--- Data Enclosed Below ---
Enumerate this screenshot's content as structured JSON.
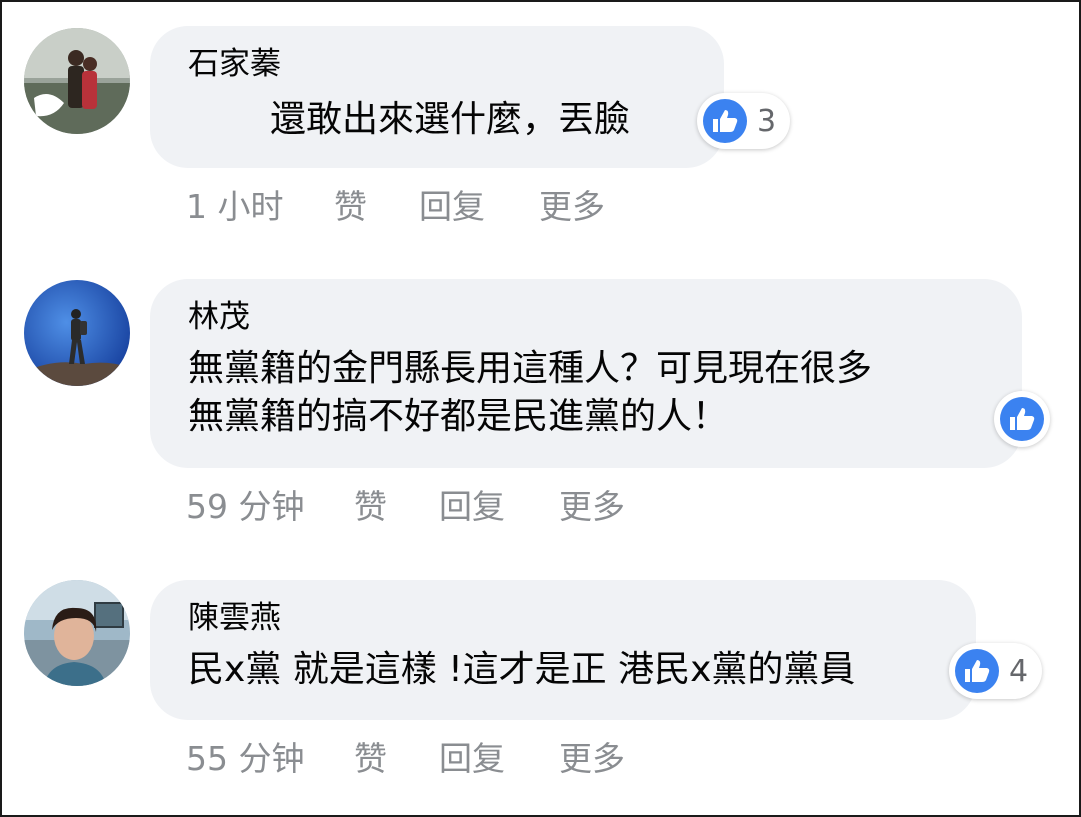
{
  "comments": [
    {
      "author": "石家蓁",
      "text_lines": [
        "還敢出來選什麼，丟臉"
      ],
      "reaction_count": "3",
      "time": "1 小时",
      "like_label": "赞",
      "reply_label": "回复",
      "more_label": "更多"
    },
    {
      "author": "林茂",
      "text_lines": [
        "無黨籍的金門縣長用這種人？可見現在很多",
        "無黨籍的搞不好都是民進黨的人！"
      ],
      "reaction_count": "",
      "time": "59 分钟",
      "like_label": "赞",
      "reply_label": "回复",
      "more_label": "更多"
    },
    {
      "author": "陳雲燕",
      "text_lines": [
        "民x黨 就是這樣 !這才是正 港民x黨的黨員"
      ],
      "reaction_count": "4",
      "time": "55 分钟",
      "like_label": "赞",
      "reply_label": "回复",
      "more_label": "更多"
    }
  ],
  "colors": {
    "bubble_bg": "#f0f2f5",
    "like_blue": "#3b82f0",
    "meta_text": "#8a8d91"
  },
  "icons": {
    "reaction": "thumbs-up-icon"
  }
}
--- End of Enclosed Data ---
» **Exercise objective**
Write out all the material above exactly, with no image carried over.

» **Answer for this exercise**
Enumerate this screenshot's content as structured JSON.
{
  "comments": [
    {
      "author": "石家蓁",
      "text_lines": [
        "還敢出來選什麼，丟臉"
      ],
      "reaction_count": "3",
      "time": "1 小时",
      "like_label": "赞",
      "reply_label": "回复",
      "more_label": "更多"
    },
    {
      "author": "林茂",
      "text_lines": [
        "無黨籍的金門縣長用這種人？可見現在很多",
        "無黨籍的搞不好都是民進黨的人！"
      ],
      "reaction_count": "",
      "time": "59 分钟",
      "like_label": "赞",
      "reply_label": "回复",
      "more_label": "更多"
    },
    {
      "author": "陳雲燕",
      "text_lines": [
        "民x黨 就是這樣 !這才是正 港民x黨的黨員"
      ],
      "reaction_count": "4",
      "time": "55 分钟",
      "like_label": "赞",
      "reply_label": "回复",
      "more_label": "更多"
    }
  ],
  "colors": {
    "bubble_bg": "#f0f2f5",
    "like_blue": "#3b82f0",
    "meta_text": "#8a8d91"
  },
  "icons": {
    "reaction": "thumbs-up-icon"
  }
}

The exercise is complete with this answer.